Yet again companies may be holding cash because they expect a deterioration in their cash flows. This would be rational as corporate cash flow is almost certain to fall once the fiscal deficit starts to decline. Alternatively, companies may be holding cash because they expect to spend it on more invesment, buy-backs and corporate acquisitions.

It is unlikely that companies are holding cash in anticiption of a rise in capital spending. Business investment is low as a proportion of GDP, but it was at this level or lower between 1947 and 1967. To rise much above the current level would probably require either an increase in business confidence about the growth of the economy, or a rise in demand for exports.

There is a huge difference in the composition of output for export compared with produce for domestic demand. Goods constitute 70% of exports but only about 15% of total output. Goods require more capital for their production than services and a boom in exports would require a marked increase in fixed capital investment. As a marked rise in exports is almost certainly necessary for an American recovery, it is likely to accompany and reinforce a rise in confidence about the growth of the economy. We are yet to see a surge in American exports and, until then, a large rise in business investment seems unlikely.

The remaining possibility is that companies are holding cash so that they can buy back their own shares or use the money for corporate acquisitions. This is potentially good news for the stockmarket. The stockmarket has, in recent years, risen and fallen in line with corporate buying. Although the sharp fall in the market in early October made it doubtful whether this pattern would be repeated this year, it looks possible as the recovery in share prices has been such that the S&P 500 is almost at the same level as it was at the end of 2010.

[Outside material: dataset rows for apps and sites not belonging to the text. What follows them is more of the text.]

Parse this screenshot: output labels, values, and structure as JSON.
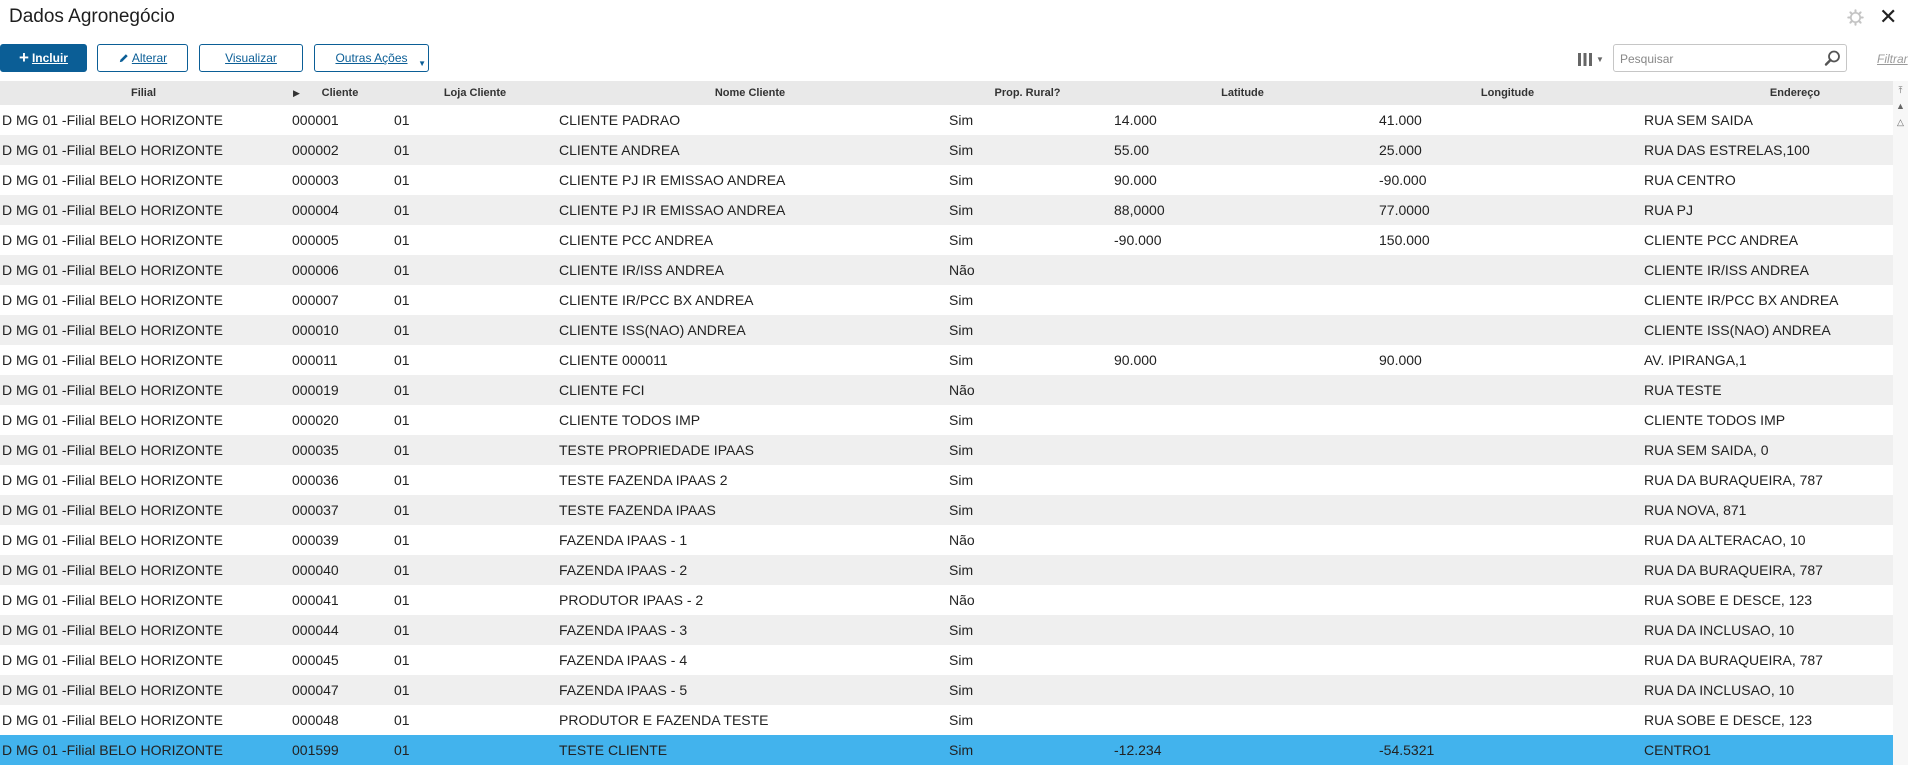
{
  "window": {
    "title": "Dados Agronegócio",
    "close_label": "✕"
  },
  "toolbar": {
    "incluir_label": "Incluir",
    "alterar_label": "Alterar",
    "visualizar_label": "Visualizar",
    "outras_label": "Outras Ações"
  },
  "search": {
    "placeholder": "Pesquisar",
    "value": ""
  },
  "filter_label": "Filtrar",
  "table": {
    "headers": [
      "Filial",
      "Cliente",
      "Loja Cliente",
      "Nome Cliente",
      "Prop. Rural?",
      "Latitude",
      "Longitude",
      "Endereço"
    ],
    "rows": [
      [
        "D MG 01 -Filial BELO HORIZONTE",
        "000001",
        "01",
        "CLIENTE PADRAO",
        "Sim",
        "14.000",
        "41.000",
        "RUA SEM SAIDA"
      ],
      [
        "D MG 01 -Filial BELO HORIZONTE",
        "000002",
        "01",
        "CLIENTE ANDREA",
        "Sim",
        "55.00",
        "25.000",
        "RUA DAS ESTRELAS,100"
      ],
      [
        "D MG 01 -Filial BELO HORIZONTE",
        "000003",
        "01",
        "CLIENTE PJ IR EMISSAO ANDREA",
        "Sim",
        "90.000",
        "-90.000",
        "RUA CENTRO"
      ],
      [
        "D MG 01 -Filial BELO HORIZONTE",
        "000004",
        "01",
        "CLIENTE PJ IR EMISSAO ANDREA",
        "Sim",
        "88,0000",
        "77.0000",
        "RUA PJ"
      ],
      [
        "D MG 01 -Filial BELO HORIZONTE",
        "000005",
        "01",
        "CLIENTE PCC ANDREA",
        "Sim",
        "-90.000",
        "150.000",
        "CLIENTE PCC ANDREA"
      ],
      [
        "D MG 01 -Filial BELO HORIZONTE",
        "000006",
        "01",
        "CLIENTE IR/ISS ANDREA",
        "Não",
        "",
        "",
        "CLIENTE IR/ISS ANDREA"
      ],
      [
        "D MG 01 -Filial BELO HORIZONTE",
        "000007",
        "01",
        "CLIENTE IR/PCC BX ANDREA",
        "Sim",
        "",
        "",
        "CLIENTE IR/PCC BX ANDREA"
      ],
      [
        "D MG 01 -Filial BELO HORIZONTE",
        "000010",
        "01",
        "CLIENTE ISS(NAO) ANDREA",
        "Sim",
        "",
        "",
        "CLIENTE ISS(NAO) ANDREA"
      ],
      [
        "D MG 01 -Filial BELO HORIZONTE",
        "000011",
        "01",
        "CLIENTE 000011",
        "Sim",
        "90.000",
        "90.000",
        "AV. IPIRANGA,1"
      ],
      [
        "D MG 01 -Filial BELO HORIZONTE",
        "000019",
        "01",
        "CLIENTE FCI",
        "Não",
        "",
        "",
        "RUA TESTE"
      ],
      [
        "D MG 01 -Filial BELO HORIZONTE",
        "000020",
        "01",
        "CLIENTE TODOS IMP",
        "Sim",
        "",
        "",
        "CLIENTE TODOS IMP"
      ],
      [
        "D MG 01 -Filial BELO HORIZONTE",
        "000035",
        "01",
        "TESTE PROPRIEDADE IPAAS",
        "Sim",
        "",
        "",
        "RUA SEM SAIDA, 0"
      ],
      [
        "D MG 01 -Filial BELO HORIZONTE",
        "000036",
        "01",
        "TESTE FAZENDA IPAAS 2",
        "Sim",
        "",
        "",
        "RUA DA BURAQUEIRA, 787"
      ],
      [
        "D MG 01 -Filial BELO HORIZONTE",
        "000037",
        "01",
        "TESTE FAZENDA IPAAS",
        "Sim",
        "",
        "",
        "RUA NOVA, 871"
      ],
      [
        "D MG 01 -Filial BELO HORIZONTE",
        "000039",
        "01",
        "FAZENDA IPAAS - 1",
        "Não",
        "",
        "",
        "RUA DA ALTERACAO, 10"
      ],
      [
        "D MG 01 -Filial BELO HORIZONTE",
        "000040",
        "01",
        "FAZENDA IPAAS - 2",
        "Sim",
        "",
        "",
        "RUA DA BURAQUEIRA, 787"
      ],
      [
        "D MG 01 -Filial BELO HORIZONTE",
        "000041",
        "01",
        "PRODUTOR IPAAS - 2",
        "Não",
        "",
        "",
        "RUA SOBE E DESCE, 123"
      ],
      [
        "D MG 01 -Filial BELO HORIZONTE",
        "000044",
        "01",
        "FAZENDA IPAAS - 3",
        "Sim",
        "",
        "",
        "RUA DA INCLUSAO, 10"
      ],
      [
        "D MG 01 -Filial BELO HORIZONTE",
        "000045",
        "01",
        "FAZENDA IPAAS - 4",
        "Sim",
        "",
        "",
        "RUA DA BURAQUEIRA, 787"
      ],
      [
        "D MG 01 -Filial BELO HORIZONTE",
        "000047",
        "01",
        "FAZENDA IPAAS - 5",
        "Sim",
        "",
        "",
        "RUA DA INCLUSAO, 10"
      ],
      [
        "D MG 01 -Filial BELO HORIZONTE",
        "000048",
        "01",
        "PRODUTOR E FAZENDA TESTE",
        "Sim",
        "",
        "",
        "RUA SOBE E DESCE, 123"
      ],
      [
        "D MG 01 -Filial BELO HORIZONTE",
        "001599",
        "01",
        "TESTE CLIENTE",
        "Sim",
        "-12.234",
        "-54.5321",
        "CENTRO1"
      ]
    ],
    "selected_row": 21
  },
  "colors": {
    "primary": "#0b5e96",
    "selected_row": "#42b3ed",
    "row_alt": "#efefef",
    "header_bg": "#e9e9e9"
  },
  "icons": {
    "incluir": "plus-icon",
    "alterar": "pencil-icon",
    "columns": "columns-icon",
    "search": "magnifier-icon",
    "settings": "gear-icon",
    "close": "close-icon"
  }
}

Corporate buying is likely on the basis of experience to continue, as it seems to have a lagged relationship with the level of cash as a percentage of debt. It seems possible that corporate buying has been a significant factor in the market’s rally and could take it further.

The rally may go further but, as the market is overvalued by about 50% using either the Cyclically Adjusted PE (“CAPE”) or q and the prospects for corporate cash flow and profits are poor, it would be perilous for investors to put much hope in being able to sell shares at higher prices than those ruling on November 4.

The poor outlook for profits and corporate cash flow are clear from both current profit margins and from the need to reduce the American fiscal deficit, which is running at more than 10% of GDP. Profit margins, which are mean reverting, according to economic theory and which have proved to be in practice, are at their widest recorded level.

”A large fall in the cash flow of the American business sector is necessary for the reduction of the fiscal deficit”

The need to reduce the fiscal deficit is another reason to expect poor profits and corporate cash flow. An improvement in the fiscal deficit must be exactly matched by a deterioration in the cash flows of the foreign, household and business sectors. As American national debt is estimated by the OECD to be at 102% of GDP in 2012, the deficit will need to be reduced to nearly zero to prevent the debt rising steadily as a proportion of GDP. The household sector has low savings and a weak balance sheet; it is neither likely, nor desirable that it should have a significant fall in its cash flow. A large improvement in the American current account balance, which is the same as a fall in the foreign sector’s cash flow, is likely to be an essential condition for a recovery, but it is massively improbable that this will amount to 10% of GDP.

A large fall in the cash flow of the American business sector is thus necessary for the reduction of the fiscal deficit. Such a reduction can be achieved either by increased investment or by lower profits. Given the size of the required adjustment, both rising investment and falling profits are likely to be needed.


ANDREW SMITHERS is the chairman of Smithers & Co.